If stress is making you pull your hair out, you might want to keep a couple of strands.

They could tell you if you’re also likely to suffer a heart attack.

A new Canadian study shows that a key biological marker for physical and psychological stress is stored in the hair and those with loads of it in their manes are far more likely to have coronary attacks.

“I believe this new biological marker will be used ... to help prevent heart attacks,” said Dr. Gideon Koren, the senior study author.

“It’s an important indication of risk,” said Koren, a toxicologist at the University of Western Ontario’s Schulich School of Medicine and Dentistry.

The study appears Friday in the journal Stress.

Koren said it has been thought intuitively that stress could contribute to heart attacks, especially in conjunction with other risk factors like high blood pressure and atherosclerosis.

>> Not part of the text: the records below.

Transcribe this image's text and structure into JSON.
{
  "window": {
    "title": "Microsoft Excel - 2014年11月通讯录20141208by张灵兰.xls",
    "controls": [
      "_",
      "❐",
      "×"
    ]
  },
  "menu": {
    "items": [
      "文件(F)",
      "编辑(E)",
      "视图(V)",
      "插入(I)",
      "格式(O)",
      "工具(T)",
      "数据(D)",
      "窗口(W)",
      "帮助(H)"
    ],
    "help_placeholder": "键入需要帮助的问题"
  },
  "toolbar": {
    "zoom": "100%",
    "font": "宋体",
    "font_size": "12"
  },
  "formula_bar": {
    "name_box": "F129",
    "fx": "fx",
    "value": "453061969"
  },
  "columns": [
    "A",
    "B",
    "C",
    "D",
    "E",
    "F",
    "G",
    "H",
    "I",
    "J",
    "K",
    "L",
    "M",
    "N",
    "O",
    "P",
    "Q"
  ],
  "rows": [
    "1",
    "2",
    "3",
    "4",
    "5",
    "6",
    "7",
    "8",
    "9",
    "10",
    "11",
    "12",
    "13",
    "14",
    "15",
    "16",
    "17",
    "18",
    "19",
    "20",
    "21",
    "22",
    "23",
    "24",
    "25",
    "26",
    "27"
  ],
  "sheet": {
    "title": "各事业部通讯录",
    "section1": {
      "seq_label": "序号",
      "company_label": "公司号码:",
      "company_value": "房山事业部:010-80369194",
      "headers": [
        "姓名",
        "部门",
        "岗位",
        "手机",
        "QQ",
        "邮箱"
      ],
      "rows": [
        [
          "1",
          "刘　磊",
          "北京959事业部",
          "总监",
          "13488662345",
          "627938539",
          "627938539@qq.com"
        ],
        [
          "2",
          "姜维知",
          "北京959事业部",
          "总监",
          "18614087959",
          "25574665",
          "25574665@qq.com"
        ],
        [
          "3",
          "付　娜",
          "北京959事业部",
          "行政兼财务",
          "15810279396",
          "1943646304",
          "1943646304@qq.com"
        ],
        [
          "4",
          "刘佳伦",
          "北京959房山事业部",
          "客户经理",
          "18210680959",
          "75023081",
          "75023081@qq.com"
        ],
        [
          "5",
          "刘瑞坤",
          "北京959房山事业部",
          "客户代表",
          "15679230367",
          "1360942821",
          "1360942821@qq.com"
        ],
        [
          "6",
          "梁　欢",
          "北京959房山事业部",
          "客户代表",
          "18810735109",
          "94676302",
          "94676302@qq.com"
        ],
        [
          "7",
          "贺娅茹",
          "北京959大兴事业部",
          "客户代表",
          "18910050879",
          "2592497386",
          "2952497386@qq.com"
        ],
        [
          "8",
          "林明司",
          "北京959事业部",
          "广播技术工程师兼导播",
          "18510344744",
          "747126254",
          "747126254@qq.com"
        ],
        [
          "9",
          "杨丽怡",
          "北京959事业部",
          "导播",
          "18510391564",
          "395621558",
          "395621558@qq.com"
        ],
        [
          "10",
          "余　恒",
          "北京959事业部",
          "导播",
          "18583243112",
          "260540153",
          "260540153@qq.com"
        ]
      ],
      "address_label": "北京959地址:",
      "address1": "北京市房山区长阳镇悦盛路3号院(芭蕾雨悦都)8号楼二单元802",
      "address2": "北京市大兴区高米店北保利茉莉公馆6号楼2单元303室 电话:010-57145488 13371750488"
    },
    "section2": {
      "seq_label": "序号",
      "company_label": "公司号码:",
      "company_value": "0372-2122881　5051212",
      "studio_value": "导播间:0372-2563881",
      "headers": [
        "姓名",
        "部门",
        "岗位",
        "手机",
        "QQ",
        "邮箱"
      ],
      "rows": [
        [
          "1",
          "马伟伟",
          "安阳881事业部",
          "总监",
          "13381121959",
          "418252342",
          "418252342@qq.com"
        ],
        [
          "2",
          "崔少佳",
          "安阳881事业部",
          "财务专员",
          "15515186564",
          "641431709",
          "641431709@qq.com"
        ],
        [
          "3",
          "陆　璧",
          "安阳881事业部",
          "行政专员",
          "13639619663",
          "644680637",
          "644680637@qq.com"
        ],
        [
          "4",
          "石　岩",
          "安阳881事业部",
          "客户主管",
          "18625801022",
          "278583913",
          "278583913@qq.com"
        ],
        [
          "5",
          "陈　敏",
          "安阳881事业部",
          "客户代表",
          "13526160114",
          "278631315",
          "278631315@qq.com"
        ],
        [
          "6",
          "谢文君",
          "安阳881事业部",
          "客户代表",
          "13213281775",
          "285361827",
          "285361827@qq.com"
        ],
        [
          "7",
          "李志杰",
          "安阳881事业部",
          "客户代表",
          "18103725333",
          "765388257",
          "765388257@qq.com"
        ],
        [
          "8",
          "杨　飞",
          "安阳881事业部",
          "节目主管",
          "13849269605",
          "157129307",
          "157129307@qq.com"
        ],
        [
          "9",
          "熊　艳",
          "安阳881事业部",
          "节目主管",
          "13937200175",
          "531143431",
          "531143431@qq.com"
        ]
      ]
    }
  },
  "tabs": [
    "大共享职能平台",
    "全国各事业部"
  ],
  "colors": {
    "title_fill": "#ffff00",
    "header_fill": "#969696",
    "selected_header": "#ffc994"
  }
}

But aside from self-reported psychological measures, there had been no way to gauge chronic stress levels in those who have suffered attacks.

Koren’s team looked at 56 men who had suffered heart attacks and 56 hospitalized patients who had not.